Writing in 2016, it's sometimes hard to believe the influence that poststructuralist and postmodernist 'theory' had on university and intellectual culture in the 1980s and 1990s. Virtually every humanities and social-science department (and even some science departments) either adopted or at the very least was forced to confront the body of work of half a dozen (mainly) French thinkers and the English-speaking colleagues who took up the implications of their work. In the United States,…

Informit: Cooper’s last: Facebook and Lionel Shriver

Censorship and freedom in digital capitalism <br /><br /> Reasons to dislike Facebook are not hard to find, but its recent censorship of the iconic image of Vietnamese girl Kim Phuc (running from a napalm attack on her village) was a gift to critics of the social media platform. When author Tom Egeland posted an image of the 'Napalm Girl' alongside other photos that 'changed the history of warfare', Facebook removed the post, citing community…

Informit: Cooper’s last: After Chilcot: War and violence

One of Hillary Clinton's slogans at the democratic convention was the much-tweeted and -repeated phrase 'love trumps hate'. If this worked as a rhetorical strategy against her opponent's more odious pronouncements against minorities, Muslims, women and so on, there was little evidence of it working in the wider world. Clinton's wish to present herself as the antidote to the kinds of hatred and prejudice Trump is channelling only works if we stay within the spectacle-culture…

Informit: No poetry after the arts council?

After being funded by the CIA, and having received over a million dollars in government funding (while consistently railing against public funding for everyone and everything else), Quadrant magazine has sustained collateral damage from George Brandis' cuts to Australia Council funding. No doubt this came as a surprise, given Brandis' conservative attitude to the arts and the general politics of the Abbott/Turnbull government. It didn't take long for Quadrant's editor Keith Windschuttle to blame someone,…

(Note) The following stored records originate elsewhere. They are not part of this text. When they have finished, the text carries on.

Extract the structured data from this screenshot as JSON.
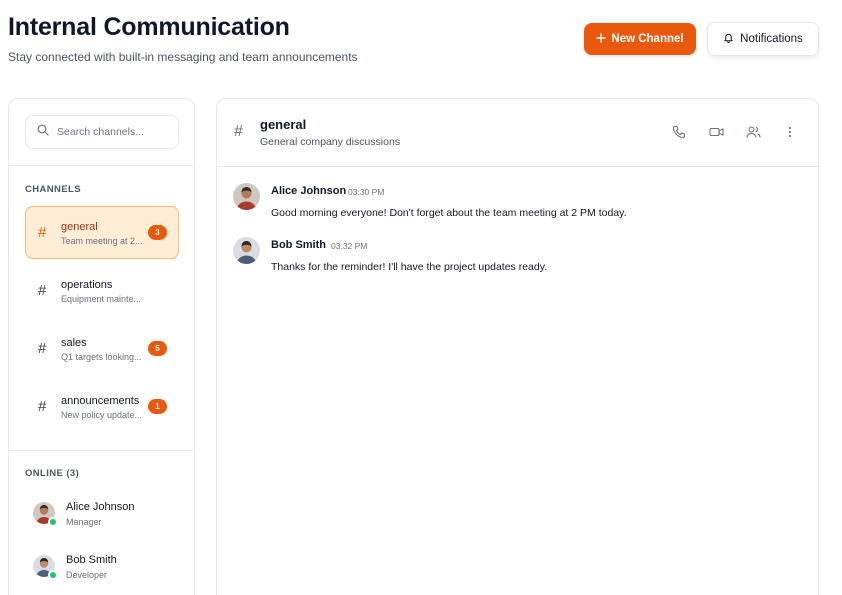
{
  "header": {
    "title": "Internal Communication",
    "subtitle": "Stay connected with built-in messaging and team announcements",
    "new_channel_label": "New Channel",
    "notifications_label": "Notifications"
  },
  "sidebar": {
    "search_placeholder": "Search channels...",
    "channels_heading": "CHANNELS",
    "channels": [
      {
        "name": "general",
        "preview": "Team meeting at 2...",
        "unread": "3",
        "active": true
      },
      {
        "name": "operations",
        "preview": "Equipment mainte...",
        "unread": "",
        "active": false
      },
      {
        "name": "sales",
        "preview": "Q1 targets looking...",
        "unread": "5",
        "active": false
      },
      {
        "name": "announcements",
        "preview": "New policy update...",
        "unread": "1",
        "active": false
      }
    ],
    "online_heading": "ONLINE (3)",
    "online_users": [
      {
        "name": "Alice Johnson",
        "role": "Manager"
      },
      {
        "name": "Bob Smith",
        "role": "Developer"
      }
    ]
  },
  "chat": {
    "channel_name": "general",
    "channel_description": "General company discussions",
    "messages": [
      {
        "author": "Alice Johnson",
        "time": "03:30 PM",
        "text": "Good morning everyone! Don't forget about the team meeting at 2 PM today."
      },
      {
        "author": "Bob Smith",
        "time": "03:32 PM",
        "text": "Thanks for the reminder! I'll have the project updates ready."
      }
    ]
  },
  "colors": {
    "accent": "#ea580c",
    "active_channel_bg": "#ffedd5",
    "online": "#22c55e"
  }
}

Informit: Cooper’s last: Academic hoaxes and the ‘Ideas Boom’

A few weeks ago on Radio National's Drive program, Patricia Karvelas interviewed Peter Dreier, an urban-studies academic based in the United States, about a 'hoax' he perpetrated on the academy. Dreier had made up a conference abstract composed of deliberately obtuse concepts - 'pure gibberish', in his words - and successfully submitted it to the conference organisers. Karvelas' introduction framed Dreier's act as heroic, with lines such as 'Have you ever wanted to expose a…